HKMA's Norman Chan easily spooked by what the US probably won't do
Hong Kong Monetary Authority chief executive Norman Chan Tak-lam warned all local businesses and investors to beware of the risks of an outflow of funds and a sharp rise in interest rates if, as expected, US monetary policy changes next year.
SCMP, November 26
But it is not expected to change next year. The United States has addicted itself so completely to rock-bottom interest rates that any change back to normalcy would threaten vast swathes of the US economy. The talk now is that 2015 is the earliest date.
What we sometimes seem to have in Norman is a professional worrier with no hands-on career experience of financial markets, who can't find much to talk about in front of the cameras unless at the same time he's wringing his hands about financial markets.
Let's look at it from a different angle. First of all, there is the headache that the HKMA itself suffers in following the US lead to keep local rates low.
The present state of affairs reminds me of the old cartoon in which one soldier complains to another during a bombardment that he can't crawl any lower because his buttons are in the way.
By the theory of the peg to the US dollar, at zero interest rates there would be no arbitrage attraction to holding Hong Kong dollars but, as the first chart shows, it doesn't turn out that way when everyone else's rates are also that low.
Our exchange rate to the US dollar is now bumping right against its official HK$7.75 intervention level again although the HKMA has amassed intervention balances of almost HK$1 trillion, the equivalent of 45 per cent of gross domestic product, to keep it from crossing the line. Our self-adjusting peg mechanism has clearly not been adjusting things too well recently.
Should US rates now begin to rise, there is no reason why Hong Kong need follow immediately. A gap between the two might make the self-adjustment mechanism start to work again and take some pressure off the peg.
Meanwhile, the HKMA could also begin to unwind those intervention balances, which would get us yet more time before our rates need go up. It would certainly be a better use for the money than speculation in the London property market, to which Norman has recently resorted.
And then think of the benefits to normal, ordinary bank depositors, which is almost everyone. Total holdings of bank deposits in Hong Kong amount to HK$4.4 trillion. These pay a weighted average interest rate of less than one hundredth of 1 per cent, while consumer price inflation runs at 4 per cent.

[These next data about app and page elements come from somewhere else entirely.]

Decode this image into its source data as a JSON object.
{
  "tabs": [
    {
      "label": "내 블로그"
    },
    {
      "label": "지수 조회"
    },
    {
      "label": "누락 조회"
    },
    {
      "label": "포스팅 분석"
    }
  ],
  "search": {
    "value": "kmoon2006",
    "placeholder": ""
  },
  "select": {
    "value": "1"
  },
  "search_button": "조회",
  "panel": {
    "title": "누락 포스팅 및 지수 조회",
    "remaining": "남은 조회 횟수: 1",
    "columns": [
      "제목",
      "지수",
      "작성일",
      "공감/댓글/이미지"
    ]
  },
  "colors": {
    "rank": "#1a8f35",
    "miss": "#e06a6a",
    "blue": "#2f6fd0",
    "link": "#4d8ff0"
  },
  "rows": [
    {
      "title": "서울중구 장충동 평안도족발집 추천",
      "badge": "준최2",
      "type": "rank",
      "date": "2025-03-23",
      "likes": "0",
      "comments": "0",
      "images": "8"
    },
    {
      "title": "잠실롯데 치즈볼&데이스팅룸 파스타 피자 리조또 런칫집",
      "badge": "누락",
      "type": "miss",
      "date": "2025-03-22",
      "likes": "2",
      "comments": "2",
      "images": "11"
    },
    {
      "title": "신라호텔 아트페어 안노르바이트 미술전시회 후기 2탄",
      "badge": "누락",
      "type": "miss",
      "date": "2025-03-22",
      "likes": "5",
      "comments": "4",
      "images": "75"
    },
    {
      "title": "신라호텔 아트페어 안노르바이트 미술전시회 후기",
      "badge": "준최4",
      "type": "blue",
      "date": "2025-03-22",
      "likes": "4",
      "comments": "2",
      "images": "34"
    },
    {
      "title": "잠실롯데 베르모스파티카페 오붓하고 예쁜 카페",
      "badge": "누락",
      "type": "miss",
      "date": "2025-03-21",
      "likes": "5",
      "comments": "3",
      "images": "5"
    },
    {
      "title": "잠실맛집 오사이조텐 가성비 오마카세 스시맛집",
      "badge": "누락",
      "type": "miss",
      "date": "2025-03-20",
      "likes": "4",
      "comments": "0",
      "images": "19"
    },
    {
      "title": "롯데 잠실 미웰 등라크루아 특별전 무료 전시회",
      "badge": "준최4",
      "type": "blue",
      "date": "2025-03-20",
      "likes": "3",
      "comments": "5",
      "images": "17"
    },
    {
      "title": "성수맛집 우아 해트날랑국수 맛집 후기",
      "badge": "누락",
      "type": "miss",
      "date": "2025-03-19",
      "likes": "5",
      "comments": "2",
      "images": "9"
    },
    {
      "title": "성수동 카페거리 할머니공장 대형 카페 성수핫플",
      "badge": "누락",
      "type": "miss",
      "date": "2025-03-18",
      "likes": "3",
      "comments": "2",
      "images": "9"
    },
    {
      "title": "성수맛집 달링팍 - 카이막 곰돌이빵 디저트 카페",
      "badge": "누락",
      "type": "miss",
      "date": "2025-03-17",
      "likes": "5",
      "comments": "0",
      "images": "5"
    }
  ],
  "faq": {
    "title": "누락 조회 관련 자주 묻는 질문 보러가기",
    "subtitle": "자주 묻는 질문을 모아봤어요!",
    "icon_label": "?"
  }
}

Put another way, inflation is robbing Hong Kong savers of the equivalent of about HK$180 billion a year on their deposits. If you have money in HK dollar deposits, wouldn't you like a better return on your money? I certainly would. What's so bad about the idea, Norman?
Then take the property market. The reason we have such atmospheric housing prices at the moment has little to do with housing shortages despite the recent report of a government-appointed study group. The group had its own public housing agenda.
The real reason is that ultra-low interest rates have made home finance ultra-cheap. Interest rates are always the big variable in home prices. Start them on their way up again and home prices will start to come down again. What is so bad about housing prices coming back into the affordability range of normal working people?
Yes, higher interest rates will cause some financial strains. Any big interest rate movements will do so. But there are good things to be said for them as well as bad. Stop wringing your hands, Norman.